The major barrier to foot care access identified in this study was financial hardship. RA is known to have a substantial economic impact on patients [53]. In Australia, 64% of people with arthritis reported that their condition put a strain on their finances [54]. Participants were largely unemployed or retired, and as a result there appeared to be a significant financial burden associated with seeking care. Several participants expressed confusion regarding their entitlements to rebates through the Enhanced Primary Care (EPC) programme. Other participants felt that the EPC did not permit sufficiently frequent access to foot care, or dissatisfaction with the level of reimbursement. Indeed a recent survey suggests that many allied health professionals including podiatrists charge above the rebate rate [55]. Therefore, people from a lower socioeconomic status may experience difficulties seeking appropriate care as a result of financial constraints. Interestingly, the majority of participants in this study were generally from areas classed as the 3rd-5th lowest deciles for socio-economic status in NSW. Although further research is required, there may be a pressing need to lobby for a more realistic and equitable system for arthritis patients to have better access to foot care services in Australia.

There are limitations to the current study as it was conducted in South-Western Sydney, and may not reflect opinions of people with RA in Australia. The study was completed by a small convenience sample of consecutive patients attending rheumatology outpatient clinics and may have been be vulnerable to recruitment bias. We acknowledge that the results of phase 1 do not necessarily constitute the actual triggers which led to participants accessing foot care. The outcomes in phase 1, which were measured cross-sectionally in this study were indicative of outcomes at the time of measurement, and may not have been the initial reason for referral to podiatry.

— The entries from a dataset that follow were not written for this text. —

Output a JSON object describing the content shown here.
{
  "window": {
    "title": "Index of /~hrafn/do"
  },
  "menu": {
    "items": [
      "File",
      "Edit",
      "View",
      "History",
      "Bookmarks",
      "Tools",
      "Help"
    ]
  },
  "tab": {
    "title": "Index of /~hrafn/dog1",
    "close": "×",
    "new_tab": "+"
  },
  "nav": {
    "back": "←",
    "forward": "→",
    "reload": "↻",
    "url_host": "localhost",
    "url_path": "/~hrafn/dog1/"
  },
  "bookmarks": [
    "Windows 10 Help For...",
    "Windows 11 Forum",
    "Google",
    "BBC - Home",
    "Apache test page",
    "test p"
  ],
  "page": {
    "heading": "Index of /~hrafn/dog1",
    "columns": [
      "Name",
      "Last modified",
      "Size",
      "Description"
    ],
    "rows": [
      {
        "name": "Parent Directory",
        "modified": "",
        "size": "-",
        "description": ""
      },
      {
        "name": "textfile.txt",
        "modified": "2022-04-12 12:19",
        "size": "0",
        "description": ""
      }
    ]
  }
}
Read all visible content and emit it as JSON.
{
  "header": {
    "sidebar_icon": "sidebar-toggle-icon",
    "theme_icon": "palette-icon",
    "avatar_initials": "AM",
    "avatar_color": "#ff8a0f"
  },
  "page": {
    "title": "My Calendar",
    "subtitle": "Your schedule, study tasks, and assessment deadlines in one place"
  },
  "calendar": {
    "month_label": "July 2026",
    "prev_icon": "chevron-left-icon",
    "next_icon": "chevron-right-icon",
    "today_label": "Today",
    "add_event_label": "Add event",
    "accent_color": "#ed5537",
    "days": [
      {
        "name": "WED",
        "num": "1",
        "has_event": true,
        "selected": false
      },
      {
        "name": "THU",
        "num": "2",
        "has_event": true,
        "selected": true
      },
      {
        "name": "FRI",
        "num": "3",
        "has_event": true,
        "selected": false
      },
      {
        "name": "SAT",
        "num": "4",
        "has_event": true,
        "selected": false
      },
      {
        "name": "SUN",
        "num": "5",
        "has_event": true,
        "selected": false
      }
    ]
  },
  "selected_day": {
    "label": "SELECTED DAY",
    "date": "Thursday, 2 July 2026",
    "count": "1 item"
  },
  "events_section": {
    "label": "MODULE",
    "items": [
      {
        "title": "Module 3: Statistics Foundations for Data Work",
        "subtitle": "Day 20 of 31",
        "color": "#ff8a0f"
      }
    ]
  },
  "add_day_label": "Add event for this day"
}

Participants from phase 1 who were non-users of foot care services were generally uninterested in participating in the qualitative phase, which was comprised of predominantly foot care users or those with an unmet need for foot care. We adopted a telephone-based approach to interviewing participants in phase 2. This approach, while advantageous in terms of convenience may also result in bias due to exclusion of potential respondents who do not have a telephone [29]. However none of the participants who declined to take part stated that they were unable to participate due to the lack of a telephone. Lastly, these findings are derived from respondents involved in the delivery or receipt of foot care through largely private podiatry clinics and may not be directly relevant to other alternatively funded health care systems.


Foot care provision does not appear to be driven by appropriate RA foot health characteristics such as foot pain or foot-related disability. Explorations of patient perceptions of foot care have highlighted that there may be significant shortfalls in footwear and foot care access in this region of NSW. Several barriers to adequate foot care access and provision have been identified including lack of awareness of podiatry services, lack of appropriate expertise amongst podiatrists, and financial hardship. Additional work is required to improve access to and the quality of foot care for people who have RA in this region. This study suggests that multi-centre Australia-wide audit of foot care access and provision for people with RA is required. Integration of podiatry services within rheumatology centres could resolve unmet needs of people with RA by permitting rapid access to expert-led multidisciplinary care for people with RA.